**** Material for this exercise

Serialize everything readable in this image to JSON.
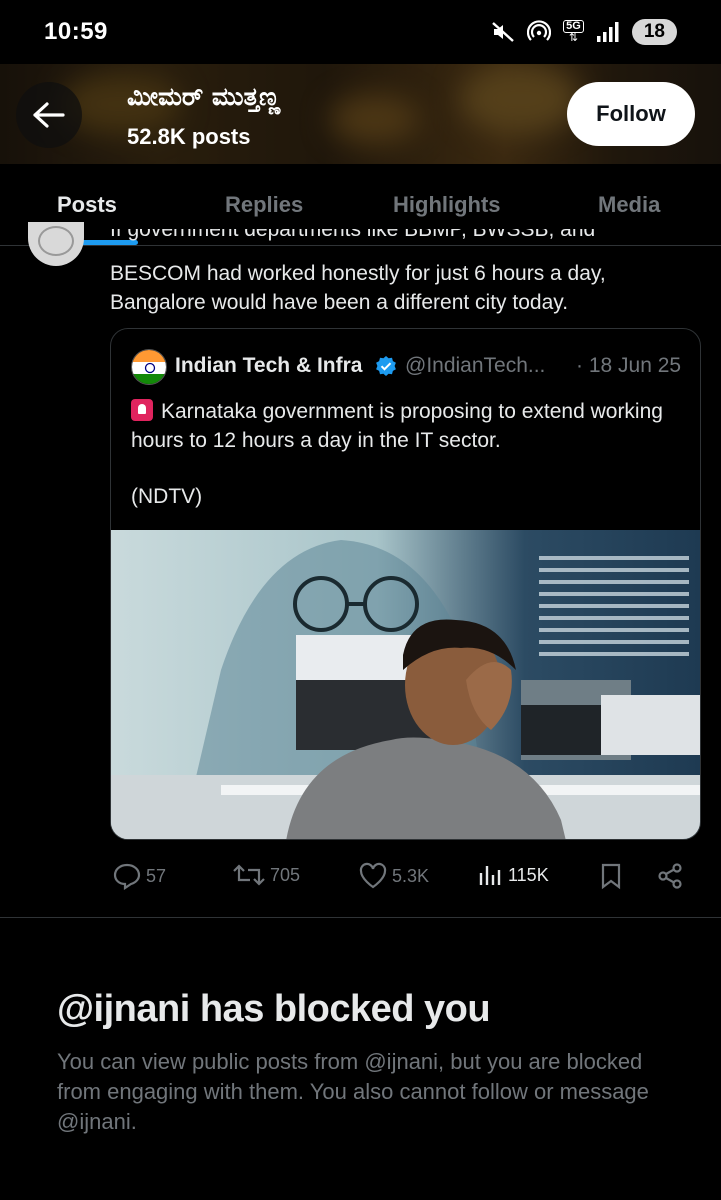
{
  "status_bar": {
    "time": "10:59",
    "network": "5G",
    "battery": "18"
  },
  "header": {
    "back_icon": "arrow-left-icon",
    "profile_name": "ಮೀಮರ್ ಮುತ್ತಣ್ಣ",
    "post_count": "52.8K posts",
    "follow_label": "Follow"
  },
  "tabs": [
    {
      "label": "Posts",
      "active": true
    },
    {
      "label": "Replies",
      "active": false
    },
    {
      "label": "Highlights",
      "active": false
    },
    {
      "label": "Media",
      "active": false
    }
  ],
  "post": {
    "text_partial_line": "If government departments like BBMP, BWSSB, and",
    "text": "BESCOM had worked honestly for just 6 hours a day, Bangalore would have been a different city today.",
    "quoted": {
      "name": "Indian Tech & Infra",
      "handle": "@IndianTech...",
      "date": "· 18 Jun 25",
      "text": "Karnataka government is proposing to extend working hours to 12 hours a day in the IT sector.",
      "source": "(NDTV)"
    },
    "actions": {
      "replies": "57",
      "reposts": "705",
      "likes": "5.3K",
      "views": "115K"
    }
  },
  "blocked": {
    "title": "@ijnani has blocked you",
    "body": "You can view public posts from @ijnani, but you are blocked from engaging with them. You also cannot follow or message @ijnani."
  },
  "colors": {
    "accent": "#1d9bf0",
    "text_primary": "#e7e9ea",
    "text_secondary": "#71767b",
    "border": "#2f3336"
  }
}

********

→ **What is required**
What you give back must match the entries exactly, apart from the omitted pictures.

→ **Answer section**
Serialize everything readable in this image to JSON.
{
  "status_bar": {
    "time": "10:59",
    "network": "5G",
    "battery": "18"
  },
  "header": {
    "back_icon": "arrow-left-icon",
    "profile_name": "ಮೀಮರ್ ಮುತ್ತಣ್ಣ",
    "post_count": "52.8K posts",
    "follow_label": "Follow"
  },
  "tabs": [
    {
      "label": "Posts",
      "active": true
    },
    {
      "label": "Replies",
      "active": false
    },
    {
      "label": "Highlights",
      "active": false
    },
    {
      "label": "Media",
      "active": false
    }
  ],
  "post": {
    "text_partial_line": "If government departments like BBMP, BWSSB, and",
    "text": "BESCOM had worked honestly for just 6 hours a day, Bangalore would have been a different city today.",
    "quoted": {
      "name": "Indian Tech & Infra",
      "handle": "@IndianTech...",
      "date": "· 18 Jun 25",
      "text": "Karnataka government is proposing to extend working hours to 12 hours a day in the IT sector.",
      "source": "(NDTV)"
    },
    "actions": {
      "replies": "57",
      "reposts": "705",
      "likes": "5.3K",
      "views": "115K"
    }
  },
  "blocked": {
    "title": "@ijnani has blocked you",
    "body": "You can view public posts from @ijnani, but you are blocked from engaging with them. You also cannot follow or message @ijnani."
  },
  "colors": {
    "accent": "#1d9bf0",
    "text_primary": "#e7e9ea",
    "text_secondary": "#71767b",
    "border": "#2f3336"
  }
}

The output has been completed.